▶ What you are asked to do
Among the entries below, how many lines contain "value"? Answer with the number only.

[Excerpts from an interface dataset]
⁂
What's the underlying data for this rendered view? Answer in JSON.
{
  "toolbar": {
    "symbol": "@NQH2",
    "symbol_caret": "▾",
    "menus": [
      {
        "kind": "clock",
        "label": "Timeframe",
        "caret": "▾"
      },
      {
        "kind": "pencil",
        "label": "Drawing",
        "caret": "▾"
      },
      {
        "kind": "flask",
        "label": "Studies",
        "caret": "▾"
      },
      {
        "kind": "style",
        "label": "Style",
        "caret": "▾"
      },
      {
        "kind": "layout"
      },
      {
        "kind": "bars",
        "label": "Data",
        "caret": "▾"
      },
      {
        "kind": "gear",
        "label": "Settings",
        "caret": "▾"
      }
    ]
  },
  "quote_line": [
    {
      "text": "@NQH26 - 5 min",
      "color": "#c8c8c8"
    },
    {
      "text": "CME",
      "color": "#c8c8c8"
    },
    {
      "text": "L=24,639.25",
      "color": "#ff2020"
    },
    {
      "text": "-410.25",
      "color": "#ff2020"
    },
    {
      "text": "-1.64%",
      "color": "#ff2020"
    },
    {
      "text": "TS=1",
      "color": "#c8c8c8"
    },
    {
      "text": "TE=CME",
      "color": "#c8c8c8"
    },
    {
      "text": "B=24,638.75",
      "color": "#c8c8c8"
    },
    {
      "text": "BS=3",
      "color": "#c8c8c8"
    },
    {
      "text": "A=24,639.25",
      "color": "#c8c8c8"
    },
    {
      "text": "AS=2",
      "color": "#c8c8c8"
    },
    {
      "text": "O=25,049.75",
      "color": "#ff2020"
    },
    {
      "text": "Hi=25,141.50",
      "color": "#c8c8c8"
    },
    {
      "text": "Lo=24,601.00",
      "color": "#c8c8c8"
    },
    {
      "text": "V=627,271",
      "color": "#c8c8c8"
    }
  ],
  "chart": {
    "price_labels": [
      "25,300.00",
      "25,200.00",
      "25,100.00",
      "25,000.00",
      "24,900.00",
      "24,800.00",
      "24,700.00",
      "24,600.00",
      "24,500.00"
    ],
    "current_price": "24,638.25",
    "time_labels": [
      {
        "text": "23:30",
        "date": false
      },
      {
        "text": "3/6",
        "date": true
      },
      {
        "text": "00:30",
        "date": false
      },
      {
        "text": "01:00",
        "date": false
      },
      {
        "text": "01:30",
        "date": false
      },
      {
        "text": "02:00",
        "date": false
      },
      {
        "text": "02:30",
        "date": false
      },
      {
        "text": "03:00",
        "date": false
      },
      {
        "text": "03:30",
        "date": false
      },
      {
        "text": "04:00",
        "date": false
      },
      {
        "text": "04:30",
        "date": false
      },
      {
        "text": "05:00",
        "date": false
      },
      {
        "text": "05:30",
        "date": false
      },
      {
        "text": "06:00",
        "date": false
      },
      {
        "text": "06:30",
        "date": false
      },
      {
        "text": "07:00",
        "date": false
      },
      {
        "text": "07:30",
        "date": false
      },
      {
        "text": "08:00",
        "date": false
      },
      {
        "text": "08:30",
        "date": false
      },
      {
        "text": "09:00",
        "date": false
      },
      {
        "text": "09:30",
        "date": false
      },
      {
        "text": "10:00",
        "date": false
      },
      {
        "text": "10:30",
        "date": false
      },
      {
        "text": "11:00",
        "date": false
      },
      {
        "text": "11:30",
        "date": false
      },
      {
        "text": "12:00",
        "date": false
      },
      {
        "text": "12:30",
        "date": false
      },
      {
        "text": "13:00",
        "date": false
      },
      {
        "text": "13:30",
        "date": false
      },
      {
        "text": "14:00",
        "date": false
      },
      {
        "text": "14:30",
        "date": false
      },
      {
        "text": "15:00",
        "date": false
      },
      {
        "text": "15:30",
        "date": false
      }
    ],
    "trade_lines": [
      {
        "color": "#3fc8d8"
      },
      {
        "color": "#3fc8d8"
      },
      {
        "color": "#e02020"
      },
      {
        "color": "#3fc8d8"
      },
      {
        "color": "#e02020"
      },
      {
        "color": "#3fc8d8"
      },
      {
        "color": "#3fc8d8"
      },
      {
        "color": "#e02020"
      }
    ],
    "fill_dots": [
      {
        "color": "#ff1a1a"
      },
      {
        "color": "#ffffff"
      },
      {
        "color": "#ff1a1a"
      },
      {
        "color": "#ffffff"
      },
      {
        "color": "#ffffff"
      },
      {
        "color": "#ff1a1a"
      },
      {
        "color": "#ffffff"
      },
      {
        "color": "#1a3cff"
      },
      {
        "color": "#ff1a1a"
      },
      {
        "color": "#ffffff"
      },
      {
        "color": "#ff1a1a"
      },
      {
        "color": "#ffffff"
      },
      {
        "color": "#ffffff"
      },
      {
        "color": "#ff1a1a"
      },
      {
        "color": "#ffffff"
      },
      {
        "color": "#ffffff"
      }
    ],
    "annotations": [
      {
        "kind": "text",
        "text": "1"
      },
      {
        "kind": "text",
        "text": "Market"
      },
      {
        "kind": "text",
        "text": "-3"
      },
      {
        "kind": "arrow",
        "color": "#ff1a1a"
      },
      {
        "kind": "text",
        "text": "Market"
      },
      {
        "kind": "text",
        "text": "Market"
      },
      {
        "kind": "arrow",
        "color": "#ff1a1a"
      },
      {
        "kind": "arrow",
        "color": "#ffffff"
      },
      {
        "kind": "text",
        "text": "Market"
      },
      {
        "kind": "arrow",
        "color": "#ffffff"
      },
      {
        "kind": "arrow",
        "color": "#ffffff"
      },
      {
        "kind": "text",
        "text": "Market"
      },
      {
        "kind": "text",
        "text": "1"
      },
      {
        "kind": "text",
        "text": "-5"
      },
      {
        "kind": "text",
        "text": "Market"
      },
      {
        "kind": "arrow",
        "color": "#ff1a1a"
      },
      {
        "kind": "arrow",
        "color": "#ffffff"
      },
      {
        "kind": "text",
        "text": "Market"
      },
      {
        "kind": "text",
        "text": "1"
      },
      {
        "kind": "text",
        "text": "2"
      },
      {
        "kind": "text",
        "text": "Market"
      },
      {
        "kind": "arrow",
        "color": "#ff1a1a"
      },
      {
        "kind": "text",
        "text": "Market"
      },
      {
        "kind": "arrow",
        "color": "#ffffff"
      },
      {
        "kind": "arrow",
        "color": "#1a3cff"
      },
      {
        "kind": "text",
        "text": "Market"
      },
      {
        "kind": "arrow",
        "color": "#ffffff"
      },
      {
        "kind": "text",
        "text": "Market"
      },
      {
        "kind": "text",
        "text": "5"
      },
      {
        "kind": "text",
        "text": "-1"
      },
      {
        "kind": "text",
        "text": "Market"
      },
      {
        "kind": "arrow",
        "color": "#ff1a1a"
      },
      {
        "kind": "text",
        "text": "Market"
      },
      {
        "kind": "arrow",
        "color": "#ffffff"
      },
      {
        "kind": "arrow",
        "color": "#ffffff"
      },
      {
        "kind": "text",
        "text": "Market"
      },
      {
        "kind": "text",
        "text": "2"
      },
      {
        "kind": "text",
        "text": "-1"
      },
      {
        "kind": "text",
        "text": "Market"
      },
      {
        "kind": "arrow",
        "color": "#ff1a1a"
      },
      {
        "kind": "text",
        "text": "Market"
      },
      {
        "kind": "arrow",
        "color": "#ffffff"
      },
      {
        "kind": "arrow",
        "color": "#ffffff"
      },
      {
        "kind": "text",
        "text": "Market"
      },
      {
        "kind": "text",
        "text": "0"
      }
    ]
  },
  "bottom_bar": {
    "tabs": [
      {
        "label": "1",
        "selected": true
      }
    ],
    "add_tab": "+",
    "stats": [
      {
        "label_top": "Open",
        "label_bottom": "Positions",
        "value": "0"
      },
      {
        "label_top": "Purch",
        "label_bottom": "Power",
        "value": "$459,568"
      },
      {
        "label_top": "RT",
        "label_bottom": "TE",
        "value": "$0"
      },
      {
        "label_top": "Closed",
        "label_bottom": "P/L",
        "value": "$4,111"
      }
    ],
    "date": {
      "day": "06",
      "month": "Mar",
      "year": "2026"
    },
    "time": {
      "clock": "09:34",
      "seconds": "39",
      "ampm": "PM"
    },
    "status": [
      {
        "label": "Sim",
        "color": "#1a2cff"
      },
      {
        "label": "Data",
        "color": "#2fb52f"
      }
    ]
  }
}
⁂
▶ Output of the exercise
4